Marrying jazz and funk in that dancing, jubilant manner often associated with the hard-driving, bottom-heavy persona of that musical hybrid, this album guides you through a solidly-structured house of groove with a balanced approach of melody, musicianship, and catchy hooks. Read full review

 

Chris Godber — Momentum

Jan. 13, 2018

Saxophonist Chris Godber is not only an accomplished and insightful artist, but his is a most intriguing and compelling story. You see, the saxman has had to battle the respiratory culprit asthma and was once told by doctors that he’d never play sax due to the severity of his illness. Being one of those admirable artists who believe more in themselves than in a diagnosis, Godber defied the prognosis and, to his credit, has been playing and captivating audiences now for over two decades. Oh, and not only is he a solid saxman; he doubles as a Respiratory Therapist and often entertains his patients with his sax prowess. Talk about drive and determination. Read full review

 

Terra Guitarra — Spirit Wheel

Jan. 1, 2018

Terra Guitarra has become a TSJR favorite duo to critique. Their Latin-laced fluidity and exotic texture is always musically exhilarating. This time, with their new release called Spirit Wheel, they have steered a bit in a new direction, highlighting not just the always-satisfying Latin guitar touch but moving into more “spiritual, healing, meditational, transformational, trance/chill” compositions “designed to help listeners explore internally first and their place in the universe.” Deep, but it works as their music continues to be almost ethereally melodic and all-encompassing. Read full review

 

Willie Bradley – Going With the Flow

Dec. 29, 2017

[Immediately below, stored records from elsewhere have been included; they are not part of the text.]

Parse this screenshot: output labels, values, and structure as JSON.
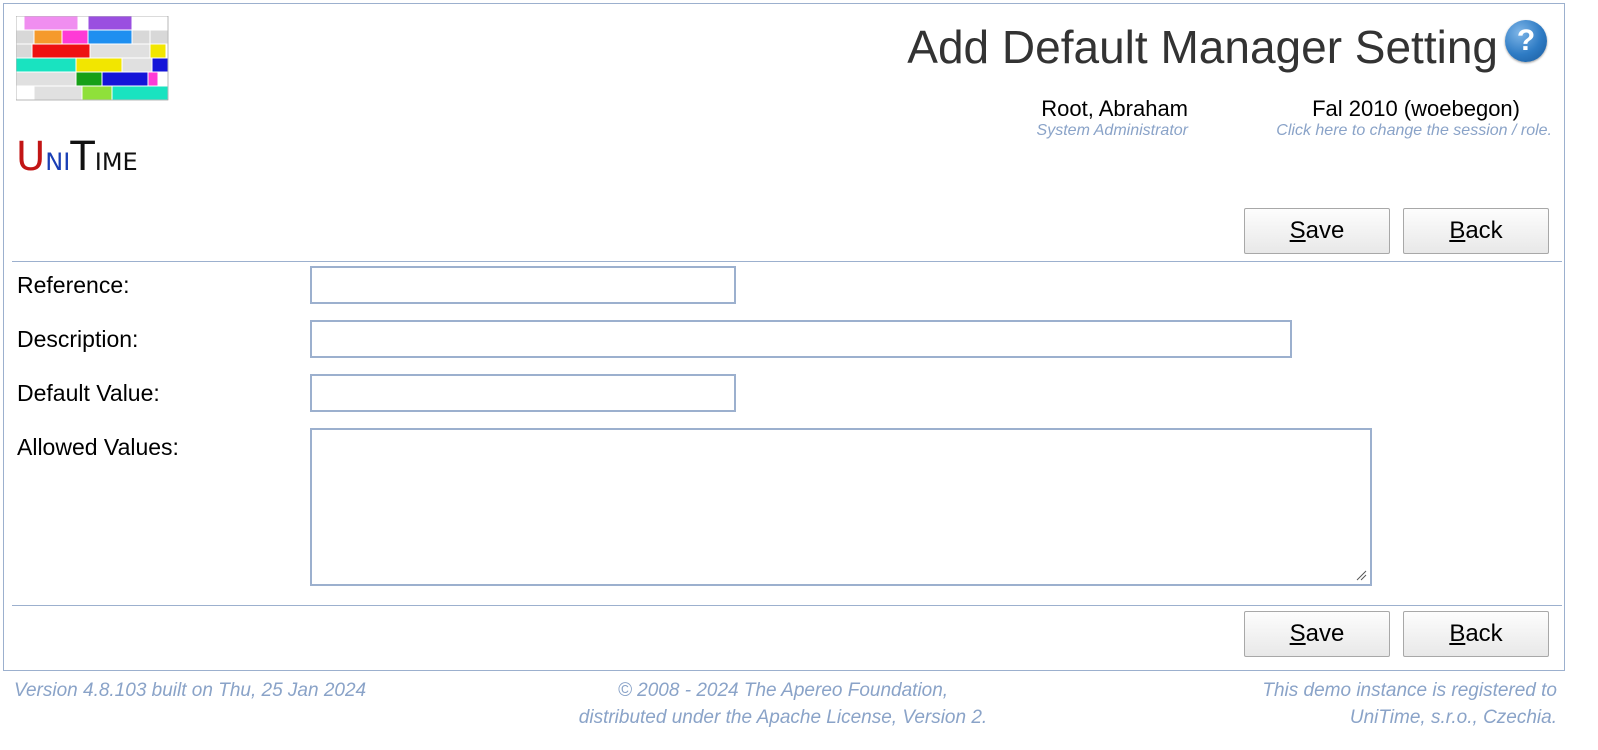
{
  "header": {
    "title": "Add Default Manager Setting",
    "help_icon": "question-mark",
    "user": {
      "name": "Root, Abraham",
      "role": "System Administrator"
    },
    "session": {
      "name": "Fal 2010 (woebegon)",
      "hint": "Click here to change the session / role."
    }
  },
  "logo": {
    "text_u": "U",
    "text_ni": "NI",
    "text_t": "T",
    "text_ime": "IME"
  },
  "buttons": {
    "save_mnemonic": "S",
    "save_rest": "ave",
    "back_mnemonic": "B",
    "back_rest": "ack"
  },
  "form": {
    "reference_label": "Reference:",
    "reference_value": "",
    "description_label": "Description:",
    "description_value": "",
    "default_value_label": "Default Value:",
    "default_value_value": "",
    "allowed_values_label": "Allowed Values:",
    "allowed_values_value": ""
  },
  "footer": {
    "version": "Version 4.8.103 built on Thu, 25 Jan 2024",
    "copyright_line1": "© 2008 - 2024 The Apereo Foundation,",
    "copyright_line2": "distributed under the Apache License, Version 2.",
    "registration_line1": "This demo instance is registered to",
    "registration_line2": "UniTime, s.r.o., Czechia."
  },
  "colors": {
    "accent": "#9cb0ce",
    "muted_text": "#8aa3c8",
    "help": "#2e7bc4"
  }
}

Charismatic, smooth jazz trumpeter master Willie Bradley is back on the scene with a brand new release entitled Going With the Flow. Packed with much of the funk, charm, and sophistication that came with his debut release Another Day & Time, a blockbuster introduction to the effervescent artist who possesses as much showmanship and professionalism as you could ever hope from an artist on his way up the smooth jazz ladder of success.

Joining Bradley here on select tracks is an array of top quality artists including keyboardist/pianist/producer Bob Baldwin, guitarist Adam Hawley, multi-instrumentalist Greg Manning, and Manhattans lead singer Gerald Alston. Read full review